Prompt —
Return the lines below that contain the word "list".

Records to process —
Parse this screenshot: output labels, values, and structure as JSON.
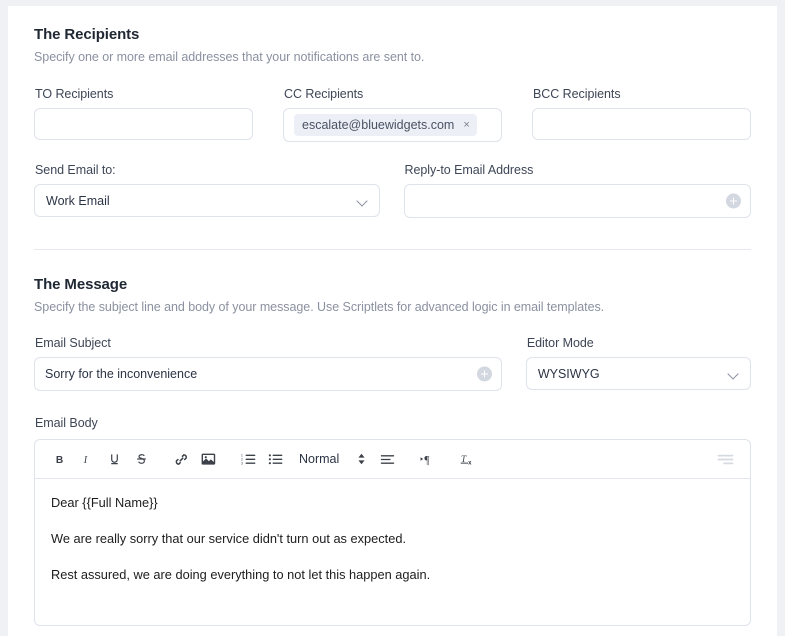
{
  "recipients": {
    "title": "The Recipients",
    "subtitle": "Specify one or more email addresses that your notifications are sent to.",
    "to": {
      "label": "TO Recipients",
      "value": "",
      "placeholder": ""
    },
    "cc": {
      "label": "CC Recipients",
      "chip": "escalate@bluewidgets.com",
      "chip_remove": "×"
    },
    "bcc": {
      "label": "BCC Recipients",
      "value": "",
      "placeholder": ""
    },
    "send_email_to": {
      "label": "Send Email to:",
      "value": "Work Email"
    },
    "reply_to": {
      "label": "Reply-to Email Address",
      "value": "",
      "placeholder": ""
    }
  },
  "message": {
    "title": "The Message",
    "subtitle": "Specify the subject line and body of your message. Use Scriptlets for advanced logic in email templates.",
    "subject": {
      "label": "Email Subject",
      "value": "Sorry for the inconvenience"
    },
    "editor_mode": {
      "label": "Editor Mode",
      "value": "WYSIWYG"
    },
    "body": {
      "label": "Email Body"
    }
  },
  "toolbar": {
    "bold": "B",
    "italic": "I",
    "underline": "U",
    "strikethrough": "S",
    "link": "link-icon",
    "image": "image-icon",
    "ordered_list": "ordered-list-icon",
    "bullet_list": "bullet-list-icon",
    "format": "Normal",
    "align": "align-icon",
    "text_direction": "text-direction-icon",
    "clear_format": "clear-formatting-icon",
    "overflow": "align-right-icon"
  },
  "body_paragraphs": [
    "Dear  {{Full Name}}",
    "We are really sorry that our service didn't turn out as expected.",
    "Rest assured, we are doing everything to not let this happen again."
  ],
  "colors": {
    "page_bg": "#f0f1f4",
    "card_bg": "#ffffff",
    "border": "#dfe3eb",
    "heading": "#1f2733",
    "muted": "#8b91a0",
    "chip_bg": "#eceff5"
  }
}
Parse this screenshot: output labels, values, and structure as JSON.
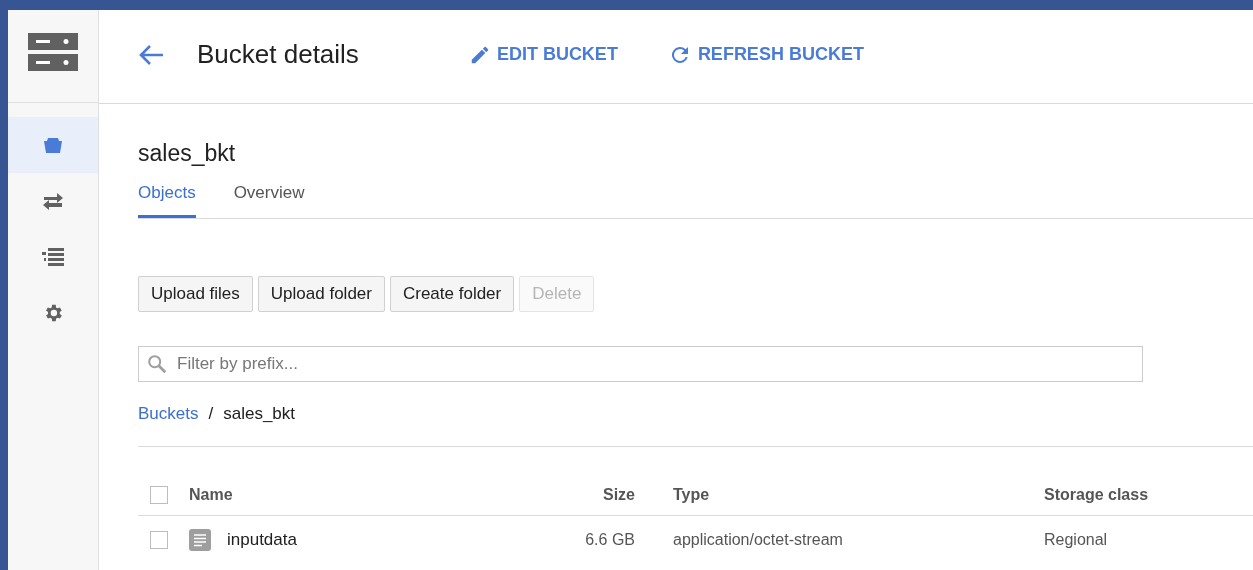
{
  "header": {
    "title": "Bucket details",
    "actions": [
      {
        "kind": "edit",
        "label": "EDIT BUCKET"
      },
      {
        "kind": "refresh",
        "label": "REFRESH BUCKET"
      }
    ]
  },
  "sidebar": {
    "items": [
      {
        "kind": "bucket",
        "selected": true
      },
      {
        "kind": "transfer",
        "selected": false
      },
      {
        "kind": "list",
        "selected": false
      },
      {
        "kind": "settings",
        "selected": false
      }
    ]
  },
  "bucket": {
    "name": "sales_bkt",
    "tabs": [
      {
        "label": "Objects",
        "selected": true
      },
      {
        "label": "Overview",
        "selected": false
      }
    ],
    "buttons": [
      {
        "label": "Upload files",
        "disabled": false
      },
      {
        "label": "Upload folder",
        "disabled": false
      },
      {
        "label": "Create folder",
        "disabled": false
      },
      {
        "label": "Delete",
        "disabled": true
      }
    ],
    "filter": {
      "placeholder": "Filter by prefix..."
    },
    "breadcrumb_separator": "/",
    "breadcrumb": [
      {
        "label": "Buckets",
        "link": true
      },
      {
        "label": "sales_bkt",
        "link": false
      }
    ],
    "table": {
      "select_all": {
        "checked": false
      },
      "columns": [
        "Name",
        "Size",
        "Type",
        "Storage class"
      ],
      "rows": [
        {
          "checked": false,
          "kind": "file",
          "name": "inputdata",
          "size": "6.6 GB",
          "type": "application/octet-stream",
          "storage_class": "Regional"
        }
      ]
    }
  }
}
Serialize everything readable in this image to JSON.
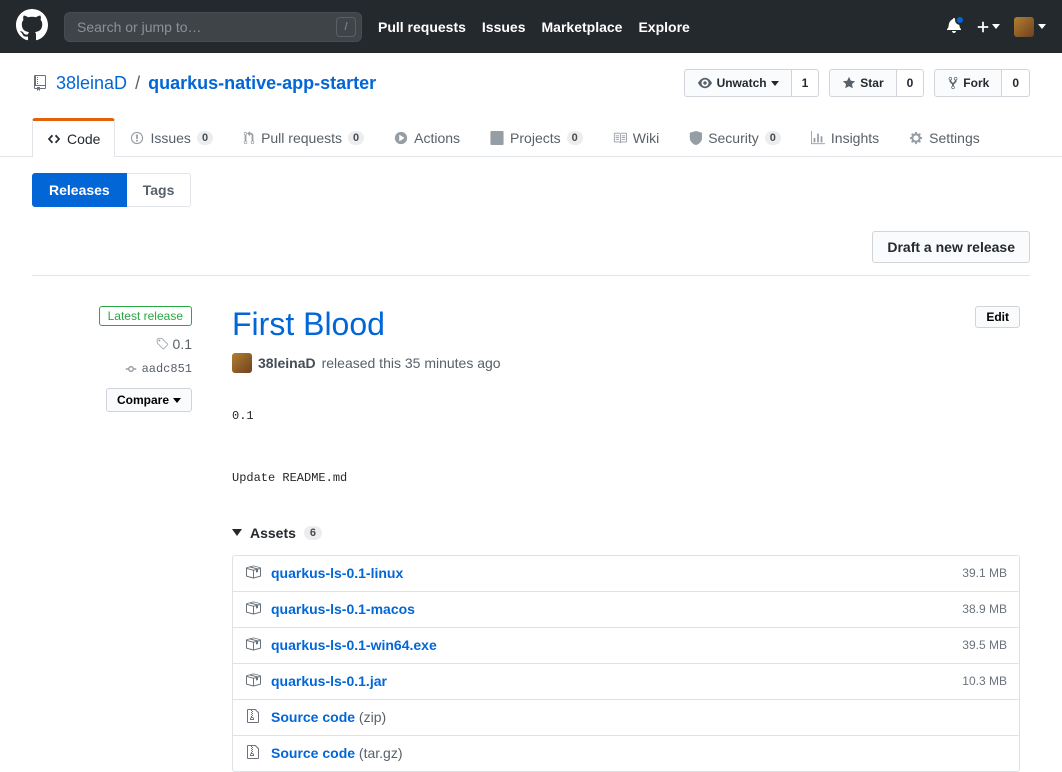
{
  "header": {
    "search_placeholder": "Search or jump to…",
    "nav": [
      "Pull requests",
      "Issues",
      "Marketplace",
      "Explore"
    ]
  },
  "repo": {
    "owner": "38leinaD",
    "name": "quarkus-native-app-starter",
    "actions": {
      "unwatch_label": "Unwatch",
      "unwatch_count": "1",
      "star_label": "Star",
      "star_count": "0",
      "fork_label": "Fork",
      "fork_count": "0"
    }
  },
  "nav": {
    "code": "Code",
    "issues": "Issues",
    "issues_count": "0",
    "pulls": "Pull requests",
    "pulls_count": "0",
    "actions": "Actions",
    "projects": "Projects",
    "projects_count": "0",
    "wiki": "Wiki",
    "security": "Security",
    "security_count": "0",
    "insights": "Insights",
    "settings": "Settings"
  },
  "subnav": {
    "releases": "Releases",
    "tags": "Tags",
    "draft_btn": "Draft a new release"
  },
  "release": {
    "latest_label": "Latest release",
    "tag": "0.1",
    "sha": "aadc851",
    "compare_label": "Compare",
    "title": "First Blood",
    "edit_label": "Edit",
    "author": "38leinaD",
    "released_text": "released this 35 minutes ago",
    "notes": "0.1\n\nUpdate README.md",
    "assets_label": "Assets",
    "assets_count": "6",
    "assets": [
      {
        "name": "quarkus-ls-0.1-linux",
        "size": "39.1 MB",
        "type": "pkg"
      },
      {
        "name": "quarkus-ls-0.1-macos",
        "size": "38.9 MB",
        "type": "pkg"
      },
      {
        "name": "quarkus-ls-0.1-win64.exe",
        "size": "39.5 MB",
        "type": "pkg"
      },
      {
        "name": "quarkus-ls-0.1.jar",
        "size": "10.3 MB",
        "type": "pkg"
      },
      {
        "name": "Source code",
        "sub": "(zip)",
        "type": "zip"
      },
      {
        "name": "Source code",
        "sub": "(tar.gz)",
        "type": "zip"
      }
    ]
  }
}
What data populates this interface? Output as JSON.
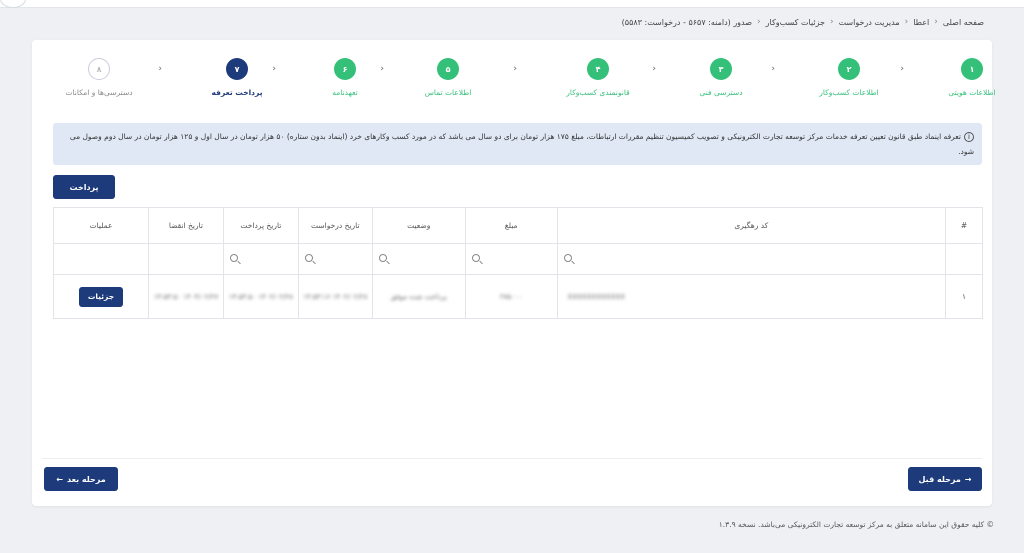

Solution for this task —
    "ordered_list": "ordered-list-icon",
    "bullet_list": "bullet-list-icon",
        "kind": "list",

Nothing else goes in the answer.